◆ What is expected
Repeat each entry as written, dropping any picture you find.
***** Record extracts
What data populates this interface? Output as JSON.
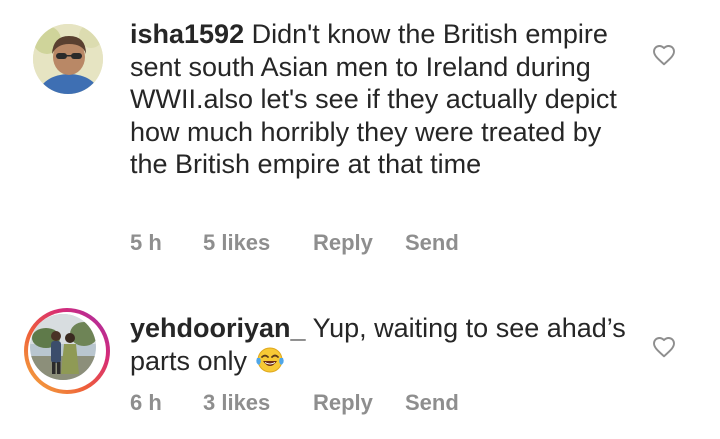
{
  "comments": [
    {
      "username": "isha1592",
      "text": "Didn't know the British empire sent south Asian men to Ireland during WWII.also let's see if they actually depict how much horribly they were treated by the British empire at that time",
      "time": "5 h",
      "likes": "5 likes",
      "reply_label": "Reply",
      "send_label": "Send",
      "has_story_ring": false,
      "heart_icon": "heart-outline-icon"
    },
    {
      "username": "yehdooriyan_",
      "text": "Yup, waiting to see ahad’s parts only",
      "emoji": "face-with-tears-of-joy",
      "time": "6 h",
      "likes": "3 likes",
      "reply_label": "Reply",
      "send_label": "Send",
      "has_story_ring": true,
      "heart_icon": "heart-outline-icon"
    }
  ],
  "colors": {
    "text": "#262626",
    "meta": "#8e8e8e",
    "story_ring": [
      "#f4b33d",
      "#ee5d3a",
      "#d62b77",
      "#9b2fb1"
    ],
    "background": "#ffffff"
  }
}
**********
◆ Solution
What data populates this interface? Output as JSON.
{
  "comments": [
    {
      "username": "isha1592",
      "text": "Didn't know the British empire sent south Asian men to Ireland during WWII.also let's see if they actually depict how much horribly they were treated by the British empire at that time",
      "time": "5 h",
      "likes": "5 likes",
      "reply_label": "Reply",
      "send_label": "Send",
      "has_story_ring": false,
      "heart_icon": "heart-outline-icon"
    },
    {
      "username": "yehdooriyan_",
      "text": "Yup, waiting to see ahad’s parts only",
      "emoji": "face-with-tears-of-joy",
      "time": "6 h",
      "likes": "3 likes",
      "reply_label": "Reply",
      "send_label": "Send",
      "has_story_ring": true,
      "heart_icon": "heart-outline-icon"
    }
  ],
  "colors": {
    "text": "#262626",
    "meta": "#8e8e8e",
    "story_ring": [
      "#f4b33d",
      "#ee5d3a",
      "#d62b77",
      "#9b2fb1"
    ],
    "background": "#ffffff"
  }
}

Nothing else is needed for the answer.